We banned minstrel shows because they hurt black people by portraying them as simple-minded fools who liked being mocked and mistreated. The shows celebrated the idea that black people were less than fully human, so they were banned even though many blacks appeared in them and enjoyed watching them.

Porn is similar. It hurts women by portraying them as people who enjoy being sexually abused. Porn portrays women as less than fully human by promoting the idea that women should enjoy being violently penetrated – often by multiple penises at the same time — while being strangled, slapped, suffocated or worse. Most women last only a few months in the business before they have to quit because they acquire deadly diseases of the genitals and throat, and their recutms become irreparably torn or prolapsed. Porn has nothing to do with sex. It is a violence against women industry.

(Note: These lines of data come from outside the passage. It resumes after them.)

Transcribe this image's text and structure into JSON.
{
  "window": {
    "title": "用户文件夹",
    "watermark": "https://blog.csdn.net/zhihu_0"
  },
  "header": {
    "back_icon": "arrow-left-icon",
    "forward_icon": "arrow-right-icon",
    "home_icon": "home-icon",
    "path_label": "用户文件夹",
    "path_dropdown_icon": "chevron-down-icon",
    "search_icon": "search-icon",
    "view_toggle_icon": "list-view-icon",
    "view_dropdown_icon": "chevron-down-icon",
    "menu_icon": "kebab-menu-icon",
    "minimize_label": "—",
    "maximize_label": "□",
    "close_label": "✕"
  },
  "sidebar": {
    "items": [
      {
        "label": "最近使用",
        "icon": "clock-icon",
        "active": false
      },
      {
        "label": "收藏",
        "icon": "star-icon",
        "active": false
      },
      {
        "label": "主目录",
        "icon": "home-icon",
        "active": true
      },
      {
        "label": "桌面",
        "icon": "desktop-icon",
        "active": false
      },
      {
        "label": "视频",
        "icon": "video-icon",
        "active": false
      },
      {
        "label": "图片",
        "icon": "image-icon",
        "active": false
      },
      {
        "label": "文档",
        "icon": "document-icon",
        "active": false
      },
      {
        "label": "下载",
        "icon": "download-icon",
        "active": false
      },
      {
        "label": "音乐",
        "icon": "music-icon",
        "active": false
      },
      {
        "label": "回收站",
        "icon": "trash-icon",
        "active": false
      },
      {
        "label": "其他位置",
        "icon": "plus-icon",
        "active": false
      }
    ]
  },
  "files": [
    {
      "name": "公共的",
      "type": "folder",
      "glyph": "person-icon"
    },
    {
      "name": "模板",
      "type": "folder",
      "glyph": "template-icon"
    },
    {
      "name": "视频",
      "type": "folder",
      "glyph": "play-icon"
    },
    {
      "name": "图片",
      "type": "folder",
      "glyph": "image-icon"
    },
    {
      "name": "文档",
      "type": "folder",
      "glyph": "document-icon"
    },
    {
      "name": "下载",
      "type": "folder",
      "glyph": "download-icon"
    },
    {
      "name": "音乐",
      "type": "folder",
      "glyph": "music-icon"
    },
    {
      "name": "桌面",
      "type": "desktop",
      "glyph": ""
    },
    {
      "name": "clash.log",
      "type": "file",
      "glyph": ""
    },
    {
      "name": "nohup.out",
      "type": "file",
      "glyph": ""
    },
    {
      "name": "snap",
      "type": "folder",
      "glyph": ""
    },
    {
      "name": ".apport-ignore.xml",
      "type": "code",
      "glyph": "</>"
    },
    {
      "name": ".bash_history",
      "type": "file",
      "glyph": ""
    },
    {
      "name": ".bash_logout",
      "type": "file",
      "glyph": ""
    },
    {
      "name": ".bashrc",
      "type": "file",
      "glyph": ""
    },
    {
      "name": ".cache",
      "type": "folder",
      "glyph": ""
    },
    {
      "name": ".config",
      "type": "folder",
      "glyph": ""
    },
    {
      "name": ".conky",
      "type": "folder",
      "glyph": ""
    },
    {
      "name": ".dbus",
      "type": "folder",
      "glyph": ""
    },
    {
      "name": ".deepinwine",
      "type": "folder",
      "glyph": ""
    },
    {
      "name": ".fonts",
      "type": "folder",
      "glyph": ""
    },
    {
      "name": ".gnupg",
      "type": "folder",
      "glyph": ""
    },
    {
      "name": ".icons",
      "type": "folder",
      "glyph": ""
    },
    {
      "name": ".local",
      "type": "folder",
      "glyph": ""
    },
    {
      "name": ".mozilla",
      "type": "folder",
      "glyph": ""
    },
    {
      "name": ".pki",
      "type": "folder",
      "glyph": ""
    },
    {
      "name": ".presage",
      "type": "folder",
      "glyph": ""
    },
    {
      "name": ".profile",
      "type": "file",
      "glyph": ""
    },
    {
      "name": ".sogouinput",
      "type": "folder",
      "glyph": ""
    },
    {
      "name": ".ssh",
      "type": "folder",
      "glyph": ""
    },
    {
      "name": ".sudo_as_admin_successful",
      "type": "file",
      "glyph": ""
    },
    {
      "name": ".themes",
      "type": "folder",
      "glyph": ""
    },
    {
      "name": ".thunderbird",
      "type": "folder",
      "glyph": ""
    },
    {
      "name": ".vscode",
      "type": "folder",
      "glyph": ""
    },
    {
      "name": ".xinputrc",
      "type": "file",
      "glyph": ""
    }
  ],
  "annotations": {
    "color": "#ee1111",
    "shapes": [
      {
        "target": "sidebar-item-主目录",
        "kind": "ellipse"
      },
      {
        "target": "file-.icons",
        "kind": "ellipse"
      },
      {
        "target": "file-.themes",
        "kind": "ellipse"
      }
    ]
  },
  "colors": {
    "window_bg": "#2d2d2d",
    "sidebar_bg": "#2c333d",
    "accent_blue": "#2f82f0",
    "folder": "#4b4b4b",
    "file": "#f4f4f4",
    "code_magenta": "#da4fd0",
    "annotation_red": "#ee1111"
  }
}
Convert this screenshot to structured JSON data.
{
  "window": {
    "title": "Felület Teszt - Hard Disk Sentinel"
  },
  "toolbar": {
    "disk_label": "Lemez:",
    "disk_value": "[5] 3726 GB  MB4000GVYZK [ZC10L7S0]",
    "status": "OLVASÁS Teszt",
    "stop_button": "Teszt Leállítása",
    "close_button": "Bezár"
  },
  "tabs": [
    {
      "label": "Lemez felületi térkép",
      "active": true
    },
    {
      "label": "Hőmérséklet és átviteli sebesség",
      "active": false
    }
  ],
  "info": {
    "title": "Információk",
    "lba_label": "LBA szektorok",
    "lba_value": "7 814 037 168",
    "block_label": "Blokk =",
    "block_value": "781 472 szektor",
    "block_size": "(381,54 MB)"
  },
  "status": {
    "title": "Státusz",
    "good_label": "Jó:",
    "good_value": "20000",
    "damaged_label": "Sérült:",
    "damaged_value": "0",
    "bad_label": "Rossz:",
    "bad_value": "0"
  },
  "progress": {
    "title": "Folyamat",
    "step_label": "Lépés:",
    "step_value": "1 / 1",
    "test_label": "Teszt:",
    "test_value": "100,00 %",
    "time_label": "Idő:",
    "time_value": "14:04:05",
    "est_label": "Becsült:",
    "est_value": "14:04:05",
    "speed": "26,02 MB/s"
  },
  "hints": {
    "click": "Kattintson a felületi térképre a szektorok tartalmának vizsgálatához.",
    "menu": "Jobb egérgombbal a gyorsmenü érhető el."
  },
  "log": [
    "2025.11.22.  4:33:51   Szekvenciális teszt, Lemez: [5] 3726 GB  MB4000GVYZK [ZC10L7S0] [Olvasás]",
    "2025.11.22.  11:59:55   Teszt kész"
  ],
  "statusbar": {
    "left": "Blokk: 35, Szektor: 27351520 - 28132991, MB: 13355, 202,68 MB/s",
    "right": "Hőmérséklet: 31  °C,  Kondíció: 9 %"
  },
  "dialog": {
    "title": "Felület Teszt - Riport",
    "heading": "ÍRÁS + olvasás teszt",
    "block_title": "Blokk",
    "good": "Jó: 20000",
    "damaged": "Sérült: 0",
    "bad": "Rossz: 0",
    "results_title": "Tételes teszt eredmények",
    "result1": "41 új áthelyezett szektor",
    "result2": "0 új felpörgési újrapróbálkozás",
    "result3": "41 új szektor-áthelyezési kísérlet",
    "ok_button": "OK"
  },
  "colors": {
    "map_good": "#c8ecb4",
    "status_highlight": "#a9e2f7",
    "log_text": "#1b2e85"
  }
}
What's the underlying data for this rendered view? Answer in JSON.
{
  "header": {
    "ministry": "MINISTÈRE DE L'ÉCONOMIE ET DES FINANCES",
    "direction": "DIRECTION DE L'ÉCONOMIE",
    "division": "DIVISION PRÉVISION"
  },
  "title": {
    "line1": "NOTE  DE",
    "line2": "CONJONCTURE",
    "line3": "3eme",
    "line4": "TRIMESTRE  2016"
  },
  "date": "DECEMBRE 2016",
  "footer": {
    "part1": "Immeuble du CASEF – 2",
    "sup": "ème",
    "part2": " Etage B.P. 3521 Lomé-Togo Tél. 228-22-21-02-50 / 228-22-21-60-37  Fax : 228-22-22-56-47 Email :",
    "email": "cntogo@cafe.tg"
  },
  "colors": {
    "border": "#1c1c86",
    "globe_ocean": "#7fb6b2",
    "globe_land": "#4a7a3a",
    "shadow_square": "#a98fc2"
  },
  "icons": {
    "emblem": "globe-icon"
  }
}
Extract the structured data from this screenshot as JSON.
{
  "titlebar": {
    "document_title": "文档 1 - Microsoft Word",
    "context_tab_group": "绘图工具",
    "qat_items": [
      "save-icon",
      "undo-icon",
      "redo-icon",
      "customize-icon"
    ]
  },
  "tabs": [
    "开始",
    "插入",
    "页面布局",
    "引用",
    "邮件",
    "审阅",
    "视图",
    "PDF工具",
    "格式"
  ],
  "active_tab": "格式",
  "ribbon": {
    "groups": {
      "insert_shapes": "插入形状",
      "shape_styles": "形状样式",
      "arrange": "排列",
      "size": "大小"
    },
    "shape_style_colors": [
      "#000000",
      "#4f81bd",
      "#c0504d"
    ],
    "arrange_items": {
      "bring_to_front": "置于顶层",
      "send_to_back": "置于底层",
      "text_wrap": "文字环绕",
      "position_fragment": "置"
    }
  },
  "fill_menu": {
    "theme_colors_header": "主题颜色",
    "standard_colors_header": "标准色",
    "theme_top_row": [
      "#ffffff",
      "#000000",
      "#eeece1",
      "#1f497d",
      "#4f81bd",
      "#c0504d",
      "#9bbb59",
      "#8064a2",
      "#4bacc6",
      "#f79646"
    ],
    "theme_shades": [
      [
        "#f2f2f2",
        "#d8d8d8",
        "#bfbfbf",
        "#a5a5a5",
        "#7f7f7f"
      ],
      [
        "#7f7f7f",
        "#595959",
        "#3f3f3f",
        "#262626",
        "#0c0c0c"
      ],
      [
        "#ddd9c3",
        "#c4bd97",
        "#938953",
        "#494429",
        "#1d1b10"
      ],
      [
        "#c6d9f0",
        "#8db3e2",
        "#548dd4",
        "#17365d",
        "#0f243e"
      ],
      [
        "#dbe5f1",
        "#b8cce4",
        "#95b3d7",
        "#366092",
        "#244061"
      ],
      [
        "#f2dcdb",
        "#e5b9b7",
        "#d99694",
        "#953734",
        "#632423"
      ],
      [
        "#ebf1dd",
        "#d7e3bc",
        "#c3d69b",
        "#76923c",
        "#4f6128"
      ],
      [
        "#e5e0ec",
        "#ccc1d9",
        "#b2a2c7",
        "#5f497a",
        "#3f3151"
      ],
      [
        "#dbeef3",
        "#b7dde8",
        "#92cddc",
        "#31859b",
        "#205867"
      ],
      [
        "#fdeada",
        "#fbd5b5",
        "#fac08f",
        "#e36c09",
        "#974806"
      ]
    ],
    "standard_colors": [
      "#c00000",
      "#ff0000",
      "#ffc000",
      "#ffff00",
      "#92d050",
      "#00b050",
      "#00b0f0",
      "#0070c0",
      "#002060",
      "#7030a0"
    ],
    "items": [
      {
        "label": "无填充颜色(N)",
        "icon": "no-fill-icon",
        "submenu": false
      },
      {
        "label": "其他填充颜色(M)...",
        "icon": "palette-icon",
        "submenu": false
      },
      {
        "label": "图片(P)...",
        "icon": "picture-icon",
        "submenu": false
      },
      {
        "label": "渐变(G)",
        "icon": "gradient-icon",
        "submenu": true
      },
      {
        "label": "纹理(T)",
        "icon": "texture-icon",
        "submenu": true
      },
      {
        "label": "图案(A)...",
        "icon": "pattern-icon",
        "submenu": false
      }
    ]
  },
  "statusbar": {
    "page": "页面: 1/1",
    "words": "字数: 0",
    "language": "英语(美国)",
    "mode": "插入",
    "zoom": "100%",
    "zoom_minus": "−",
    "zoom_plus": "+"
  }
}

There would not be such an industry if women had equal rights in America, but they don’t. Women were excluded from equal protection of the law in 1868 when the Fourteenth Amendment was adopted. To fix this core constitutional defect, the Equal Rights Amendment (ERA) was proposed by Congress in 1972 and finally ratified by the requisite number of states in 2020. This should have made it our Twenty-Eighth Amendment, but it has yet to be validated. A lawsuit I filed earlier this year in Massachusetts federal court to establish the ERA as part of our constitution is pending.

With equal rights for women, courts would be compelled to ban violent porn as a form of torture, a common definition of which is “the infliction of severe pain, physical or mental, or great bodily injury…” Manufacturers would have no defense because people cannot legally consent to torture, which means it would be illegal to make and sell. Without fully equal protection of law women cannot fight violent porn in court because a judge could rule that even torture porn is legal so long as the victim is female. Put simply, all laws, including laws against torture, are not enforced equally on behalf of women so long as women remain second-class citizens subject to second-class legal protections.

Between now and when women finally achieve equality, we have to listen to the whiners insist that we should respect a woman’s right to “choose” to appear in porn, as if being brutalized is a form of liberty. It isn’t. There can be no free choice when a woman decides to appear in porn because her only other option is homelessness. There can be no free will when a woman decides to appear in porn while incapacitated by drugs or alcohol. And there can be no voluntary decision-making when a woman who appears in porn does so because she is barely eighteen years-old, was sexually abused as a child, and has been raised to see violent sexual abuse as normal. Individual freedom is a bedrock American principle, but coerced destruction of a woman’s mind and body is not freedom.

The porn industry is highly profitable and very influential in all branches of government and all spheres of society, but violent porn should be banned because industries that profit off the decimation of human beings are inhumane, and humanity is more important than profit.

Wendy Murphy is an impact litigator, professor of sexual violence law and Director of the Women’s and Children’s Advocacy Project at New England Law|Boston. @wmurphylaw